TASK INSTRUCTIONS: Check each line of the listing below for "Isekai" and state how many lines contain it, with no other words.

Top of MATERIAL FOR THE TASK

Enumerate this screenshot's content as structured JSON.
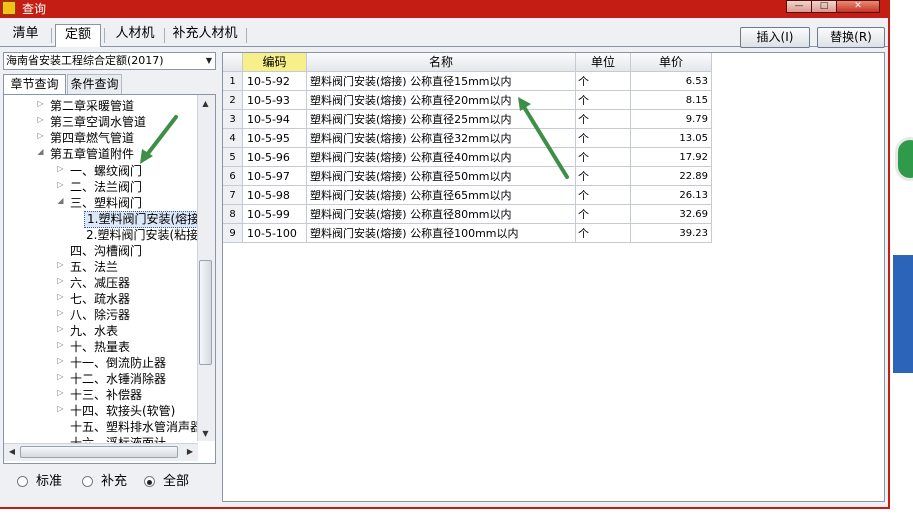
{
  "window": {
    "title": "查询",
    "min_glyph": "—",
    "max_glyph": "□",
    "close_glyph": "✕"
  },
  "tabs": [
    {
      "label": "清单"
    },
    {
      "label": "定额"
    },
    {
      "label": "人材机"
    },
    {
      "label": "补充人材机"
    }
  ],
  "toolbar": {
    "insert_label": "插入(I)",
    "replace_label": "替换(R)"
  },
  "left": {
    "quota_select": "海南省安装工程综合定额(2017)",
    "subtabs": [
      {
        "label": "章节查询"
      },
      {
        "label": "条件查询"
      }
    ],
    "tree": [
      {
        "label": "第二章采暖管道"
      },
      {
        "label": "第三章空调水管道"
      },
      {
        "label": "第四章燃气管道"
      },
      {
        "label": "第五章管道附件"
      },
      {
        "label": "一、螺纹阀门"
      },
      {
        "label": "二、法兰阀门"
      },
      {
        "label": "三、塑料阀门"
      },
      {
        "label": "1.塑料阀门安装(熔接"
      },
      {
        "label": "2.塑料阀门安装(粘接"
      },
      {
        "label": "四、沟槽阀门"
      },
      {
        "label": "五、法兰"
      },
      {
        "label": "六、减压器"
      },
      {
        "label": "七、疏水器"
      },
      {
        "label": "八、除污器"
      },
      {
        "label": "九、水表"
      },
      {
        "label": "十、热量表"
      },
      {
        "label": "十一、倒流防止器"
      },
      {
        "label": "十二、水锤消除器"
      },
      {
        "label": "十三、补偿器"
      },
      {
        "label": "十四、软接头(软管)"
      },
      {
        "label": "十五、塑料排水管消声器"
      },
      {
        "label": "十六、浮标液面计"
      }
    ],
    "radios": [
      {
        "label": "标准"
      },
      {
        "label": "补充"
      },
      {
        "label": "全部"
      }
    ],
    "selected_radio": "全部"
  },
  "grid": {
    "headers": [
      {
        "label": "编码"
      },
      {
        "label": "名称"
      },
      {
        "label": "单位"
      },
      {
        "label": "单价"
      }
    ],
    "rows": [
      {
        "no": "1",
        "code": "10-5-92",
        "name": "塑料阀门安装(熔接) 公称直径15mm以内",
        "unit": "个",
        "price": "6.53"
      },
      {
        "no": "2",
        "code": "10-5-93",
        "name": "塑料阀门安装(熔接) 公称直径20mm以内",
        "unit": "个",
        "price": "8.15"
      },
      {
        "no": "3",
        "code": "10-5-94",
        "name": "塑料阀门安装(熔接) 公称直径25mm以内",
        "unit": "个",
        "price": "9.79"
      },
      {
        "no": "4",
        "code": "10-5-95",
        "name": "塑料阀门安装(熔接) 公称直径32mm以内",
        "unit": "个",
        "price": "13.05"
      },
      {
        "no": "5",
        "code": "10-5-96",
        "name": "塑料阀门安装(熔接) 公称直径40mm以内",
        "unit": "个",
        "price": "17.92"
      },
      {
        "no": "6",
        "code": "10-5-97",
        "name": "塑料阀门安装(熔接) 公称直径50mm以内",
        "unit": "个",
        "price": "22.89"
      },
      {
        "no": "7",
        "code": "10-5-98",
        "name": "塑料阀门安装(熔接) 公称直径65mm以内",
        "unit": "个",
        "price": "26.13"
      },
      {
        "no": "8",
        "code": "10-5-99",
        "name": "塑料阀门安装(熔接) 公称直径80mm以内",
        "unit": "个",
        "price": "32.69"
      },
      {
        "no": "9",
        "code": "10-5-100",
        "name": "塑料阀门安装(熔接) 公称直径100mm以内",
        "unit": "个",
        "price": "39.23"
      }
    ]
  },
  "colors": {
    "titlebar": "#c41d14",
    "window_bg": "#eef0f4",
    "code_header": "#f7f08a",
    "annotation_arrow": "#3d8f47",
    "selected_node": "#dce7f7"
  }
}
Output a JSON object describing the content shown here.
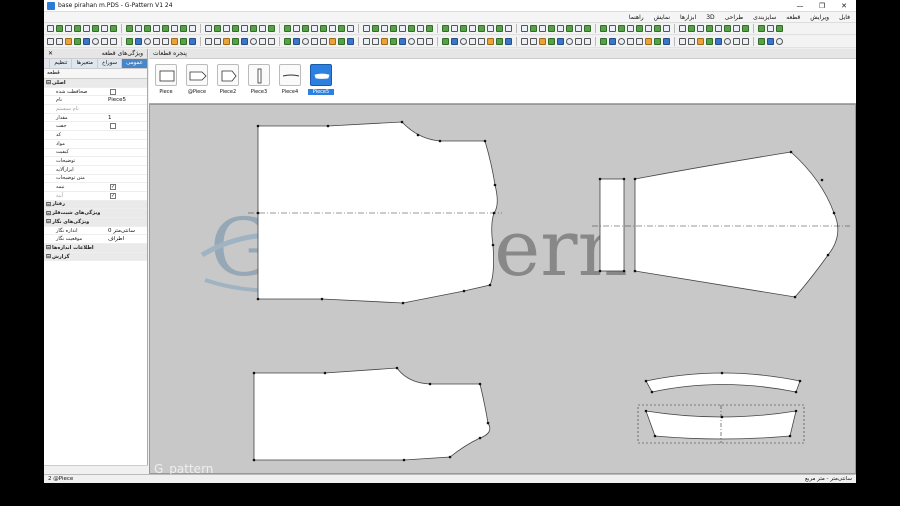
{
  "window": {
    "title": "base pirahan m.PDS - G-Pattern V1 24",
    "minimize": "—",
    "maximize": "❐",
    "close": "✕"
  },
  "menu": [
    "فایل",
    "ویرایش",
    "قطعه",
    "سایزبندی",
    "طراحی",
    "3D",
    "ابزارها",
    "نمایش",
    "راهنما"
  ],
  "left_panel": {
    "title": "ویژگی‌های قطعه",
    "close": "✕",
    "tabs": [
      "عمومی",
      "سوراخ",
      "متغیرها",
      "تنظیم"
    ],
    "search": "قطعه",
    "rows": [
      {
        "type": "group",
        "label": "اصلی"
      },
      {
        "type": "check",
        "label": "صحافظت شده",
        "checked": ""
      },
      {
        "type": "text",
        "label": "نام",
        "value": "Piece5"
      },
      {
        "type": "dim",
        "label": "نام سیستم",
        "value": ""
      },
      {
        "type": "text",
        "label": "مقدار",
        "value": "1"
      },
      {
        "type": "check",
        "label": "جفت",
        "checked": ""
      },
      {
        "type": "text",
        "label": "کد",
        "value": ""
      },
      {
        "type": "text",
        "label": "مواد",
        "value": ""
      },
      {
        "type": "text",
        "label": "کیفیت",
        "value": ""
      },
      {
        "type": "text",
        "label": "توضیحات",
        "value": ""
      },
      {
        "type": "text",
        "label": "ابزارآلایه",
        "value": ""
      },
      {
        "type": "text",
        "label": "متن توضیحات",
        "value": ""
      },
      {
        "type": "check",
        "label": "نیمه",
        "checked": "✓"
      },
      {
        "type": "dimcheck",
        "label": "آینه",
        "checked": "✓"
      },
      {
        "type": "group",
        "label": "رفتار"
      },
      {
        "type": "group",
        "label": "ویژگی‌های شیت‌فلز"
      },
      {
        "type": "group",
        "label": "ویژگی‌های نگار"
      },
      {
        "type": "text",
        "label": "اندازه نگار",
        "value": "0 سانتی‌متر"
      },
      {
        "type": "text",
        "label": "موقعیت نگار",
        "value": "اطراف"
      },
      {
        "type": "group",
        "label": "اطلاعات اندازه‌ها"
      },
      {
        "type": "group",
        "label": "گزارش"
      }
    ]
  },
  "category_bar": {
    "title": "پنجره قطعات"
  },
  "thumbnails": [
    {
      "label": "Piece",
      "selected": false,
      "shape": "rect"
    },
    {
      "label": "@Piece",
      "selected": false,
      "shape": "tab"
    },
    {
      "label": "Piece2",
      "selected": false,
      "shape": "pent"
    },
    {
      "label": "Piece3",
      "selected": false,
      "shape": "bar"
    },
    {
      "label": "Piece4",
      "selected": false,
      "shape": "line"
    },
    {
      "label": "Piece5",
      "selected": true,
      "shape": "lens"
    }
  ],
  "watermark": {
    "letter": "G",
    "text": "pattern"
  },
  "channel_watermark": "G_pattern",
  "status": {
    "left": "2 @Piece",
    "right": "سانتی‌متر - متر مربع"
  },
  "colors": {
    "accent": "#2d7fe0",
    "canvas": "#c8c8c8",
    "watermark": "#4a6f8a"
  }
}
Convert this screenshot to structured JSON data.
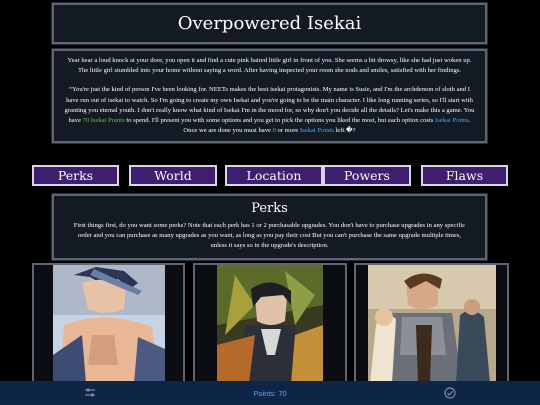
{
  "title": "Overpowered Isekai",
  "intro": {
    "p1": "Year hear a loud knock at your door, you open it and find a cute pink haired little girl in front of you. She seems a bit drowsy, like she had just woken up. The little girl stumbled into your home without saying a word. After having inspected your room she nods and smiles, satisfied with her findings.",
    "p2_a": "“You're just the kind of person I've been looking for. NEETs makes the best isekai protagonists. My name is Susie, and I'm the archdemon of sloth and I have run out of isekai to watch. So I'm going to create my own Isekai and you're going to be the main character. I like long running series, so I'll start with granting you eternal youth. I don't really know what kind of Isekai I'm in the mood for, so why don't you decide all the details? Let's make this a game. You have ",
    "p2_points": "70 Isekai Points",
    "p2_b": " to spend. I'll present you with some options and you get to pick the options you liked the most, but each option costs ",
    "p2_points2": "Isekai Points",
    "p2_c": ".",
    "p3_a": "Once we are done you must have ",
    "p3_zero": "0",
    "p3_b": " or more ",
    "p3_points": "Isekai Points",
    "p3_c": " left.�?"
  },
  "nav": [
    {
      "label": "Perks"
    },
    {
      "label": "World"
    },
    {
      "label": "Location"
    },
    {
      "label": "Powers"
    },
    {
      "label": "Flaws"
    }
  ],
  "section": {
    "heading": "Perks",
    "description": "First things first, do you want some perks? Note that each perk has 1 or 2 purchasable upgrades. You don't have to purchase upgrades in any specific order and you can purchase as many upgrades as you want, as long as you pay their cost But you can't purchase the same upgrade multiple times, unless it says so in the upgrade's description."
  },
  "footer": {
    "points_text": "Points: 70"
  },
  "colors": {
    "nav_bg": "#3e1e6e",
    "footer_bg": "#0f2548",
    "points_green": "#5ec24a",
    "points_blue": "#4aa9ff"
  },
  "icons": [
    "settings-sliders-icon",
    "check-circle-icon"
  ]
}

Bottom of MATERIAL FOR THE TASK

RESULT OF THE TASK: 5